START GIVEN DATA

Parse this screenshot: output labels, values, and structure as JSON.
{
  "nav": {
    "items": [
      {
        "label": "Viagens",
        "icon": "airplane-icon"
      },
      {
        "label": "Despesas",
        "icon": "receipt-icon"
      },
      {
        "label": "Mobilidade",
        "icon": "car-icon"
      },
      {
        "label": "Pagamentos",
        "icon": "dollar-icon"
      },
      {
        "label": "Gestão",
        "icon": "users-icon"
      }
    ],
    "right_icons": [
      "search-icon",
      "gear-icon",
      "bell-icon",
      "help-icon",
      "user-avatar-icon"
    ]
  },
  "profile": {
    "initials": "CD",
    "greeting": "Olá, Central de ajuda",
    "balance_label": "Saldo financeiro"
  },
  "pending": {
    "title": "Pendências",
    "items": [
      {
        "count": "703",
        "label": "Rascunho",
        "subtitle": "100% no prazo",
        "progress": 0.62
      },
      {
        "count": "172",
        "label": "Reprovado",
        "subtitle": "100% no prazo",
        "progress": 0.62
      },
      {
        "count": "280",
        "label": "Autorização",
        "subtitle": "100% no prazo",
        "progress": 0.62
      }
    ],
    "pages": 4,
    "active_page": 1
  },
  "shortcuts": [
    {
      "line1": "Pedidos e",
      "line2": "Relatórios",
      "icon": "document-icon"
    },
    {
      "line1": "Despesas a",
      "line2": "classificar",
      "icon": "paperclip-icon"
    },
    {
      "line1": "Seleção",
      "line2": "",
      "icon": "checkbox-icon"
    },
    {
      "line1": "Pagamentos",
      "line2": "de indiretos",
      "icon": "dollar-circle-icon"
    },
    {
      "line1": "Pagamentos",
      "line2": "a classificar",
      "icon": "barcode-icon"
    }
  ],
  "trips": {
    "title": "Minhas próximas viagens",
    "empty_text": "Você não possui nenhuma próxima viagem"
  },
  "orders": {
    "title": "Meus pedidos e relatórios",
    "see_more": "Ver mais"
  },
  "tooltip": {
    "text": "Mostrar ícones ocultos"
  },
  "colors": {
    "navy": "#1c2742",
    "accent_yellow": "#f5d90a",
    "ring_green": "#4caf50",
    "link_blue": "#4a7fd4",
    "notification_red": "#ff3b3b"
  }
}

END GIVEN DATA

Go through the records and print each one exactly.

Parse this screenshot: output labels, values, and structure as JSON.
{
  "nav": {
    "items": [
      {
        "label": "Viagens",
        "icon": "airplane-icon"
      },
      {
        "label": "Despesas",
        "icon": "receipt-icon"
      },
      {
        "label": "Mobilidade",
        "icon": "car-icon"
      },
      {
        "label": "Pagamentos",
        "icon": "dollar-icon"
      },
      {
        "label": "Gestão",
        "icon": "users-icon"
      }
    ],
    "right_icons": [
      "search-icon",
      "gear-icon",
      "bell-icon",
      "help-icon",
      "user-avatar-icon"
    ]
  },
  "profile": {
    "initials": "CD",
    "greeting": "Olá, Central de ajuda",
    "balance_label": "Saldo financeiro"
  },
  "pending": {
    "title": "Pendências",
    "items": [
      {
        "count": "703",
        "label": "Rascunho",
        "subtitle": "100% no prazo",
        "progress": 0.62
      },
      {
        "count": "172",
        "label": "Reprovado",
        "subtitle": "100% no prazo",
        "progress": 0.62
      },
      {
        "count": "280",
        "label": "Autorização",
        "subtitle": "100% no prazo",
        "progress": 0.62
      }
    ],
    "pages": 4,
    "active_page": 1
  },
  "shortcuts": [
    {
      "line1": "Pedidos e",
      "line2": "Relatórios",
      "icon": "document-icon"
    },
    {
      "line1": "Despesas a",
      "line2": "classificar",
      "icon": "paperclip-icon"
    },
    {
      "line1": "Seleção",
      "line2": "",
      "icon": "checkbox-icon"
    },
    {
      "line1": "Pagamentos",
      "line2": "de indiretos",
      "icon": "dollar-circle-icon"
    },
    {
      "line1": "Pagamentos",
      "line2": "a classificar",
      "icon": "barcode-icon"
    }
  ],
  "trips": {
    "title": "Minhas próximas viagens",
    "empty_text": "Você não possui nenhuma próxima viagem"
  },
  "orders": {
    "title": "Meus pedidos e relatórios",
    "see_more": "Ver mais"
  },
  "tooltip": {
    "text": "Mostrar ícones ocultos"
  },
  "colors": {
    "navy": "#1c2742",
    "accent_yellow": "#f5d90a",
    "ring_green": "#4caf50",
    "link_blue": "#4a7fd4",
    "notification_red": "#ff3b3b"
  }
}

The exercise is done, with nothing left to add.